Energy, the ability to do work, is essential for meeting basic human needs, extending the life expectancy, and providing a rising living standard.

This is where the need for nuclear power comes in. Uranium fission is about a million times more efficient than the common practice of burning coal or oil. For comparison, coal combustion produces about 20-30 MJ/kg of heat energy while uranium, in a fast breeder reactor, produces more than 24,000,000 MJ/kg (Energy 27). Those numbers alone are astounding.

Uranium is also abundant, thanks to recent discoveries of large reserves.

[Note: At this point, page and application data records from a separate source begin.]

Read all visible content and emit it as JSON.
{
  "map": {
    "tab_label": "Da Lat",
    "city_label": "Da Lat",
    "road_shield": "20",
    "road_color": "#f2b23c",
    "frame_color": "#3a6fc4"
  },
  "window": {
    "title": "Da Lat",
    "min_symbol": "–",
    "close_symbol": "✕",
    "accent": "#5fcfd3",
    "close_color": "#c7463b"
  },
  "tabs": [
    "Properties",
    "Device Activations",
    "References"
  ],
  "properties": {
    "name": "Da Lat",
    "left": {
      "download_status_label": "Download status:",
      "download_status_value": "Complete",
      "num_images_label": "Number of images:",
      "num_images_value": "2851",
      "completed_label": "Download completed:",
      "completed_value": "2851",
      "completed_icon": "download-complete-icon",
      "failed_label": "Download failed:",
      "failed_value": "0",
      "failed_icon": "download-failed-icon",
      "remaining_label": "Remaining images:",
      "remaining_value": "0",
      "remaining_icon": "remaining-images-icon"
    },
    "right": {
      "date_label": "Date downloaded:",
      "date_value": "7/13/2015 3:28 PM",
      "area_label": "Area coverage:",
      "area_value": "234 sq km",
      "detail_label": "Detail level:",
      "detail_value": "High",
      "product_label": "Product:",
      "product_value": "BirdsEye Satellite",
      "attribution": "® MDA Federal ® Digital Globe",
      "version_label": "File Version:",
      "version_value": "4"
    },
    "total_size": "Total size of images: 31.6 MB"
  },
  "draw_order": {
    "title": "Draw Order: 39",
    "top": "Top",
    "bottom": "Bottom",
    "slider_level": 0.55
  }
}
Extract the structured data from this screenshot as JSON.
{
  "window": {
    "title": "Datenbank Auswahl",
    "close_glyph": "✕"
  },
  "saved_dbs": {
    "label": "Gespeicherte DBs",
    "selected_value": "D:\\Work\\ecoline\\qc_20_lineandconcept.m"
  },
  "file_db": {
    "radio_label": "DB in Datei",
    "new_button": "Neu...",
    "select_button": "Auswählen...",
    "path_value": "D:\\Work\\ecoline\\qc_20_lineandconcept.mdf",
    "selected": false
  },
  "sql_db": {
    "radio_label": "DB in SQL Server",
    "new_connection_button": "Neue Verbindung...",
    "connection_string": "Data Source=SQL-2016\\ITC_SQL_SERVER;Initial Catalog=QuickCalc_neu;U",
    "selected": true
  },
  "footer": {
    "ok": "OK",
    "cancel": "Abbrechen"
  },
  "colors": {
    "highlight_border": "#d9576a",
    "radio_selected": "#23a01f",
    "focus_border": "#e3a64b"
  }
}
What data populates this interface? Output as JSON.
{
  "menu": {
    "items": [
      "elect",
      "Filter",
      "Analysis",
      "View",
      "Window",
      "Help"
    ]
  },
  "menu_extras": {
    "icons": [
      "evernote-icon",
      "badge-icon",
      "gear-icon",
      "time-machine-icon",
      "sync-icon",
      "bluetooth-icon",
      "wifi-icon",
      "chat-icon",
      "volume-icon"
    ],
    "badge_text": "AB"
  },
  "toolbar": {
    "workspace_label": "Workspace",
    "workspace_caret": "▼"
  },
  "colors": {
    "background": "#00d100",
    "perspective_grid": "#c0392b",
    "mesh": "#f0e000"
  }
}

At present, uranium is only being mined and separated from ore. However, a huge untapped source is our oceans. Sea water contains 3.3x10^(-9) (3.3 parts per billion) of uranium, so the 1.4x10^18 tons of sea water contains 4.6x10^9 tons of uranium. All the world's electricity usage, 650GWe could therefore be supplied by the uranium in sea water for 7 million years(Energy 25). This is a only a theoretical number because it is not possible to get all of the uranium out of our vast oceans. Also, it does not include the fact that in that many years, half of the uranium will no longer exist due to radioactive decay. So, at worst, we would get about 2 million years of power from it. Thorium is another element than can be used in nuclear reactors. Thorium is approximately four times more abundant than uranium. It is obvious that we are...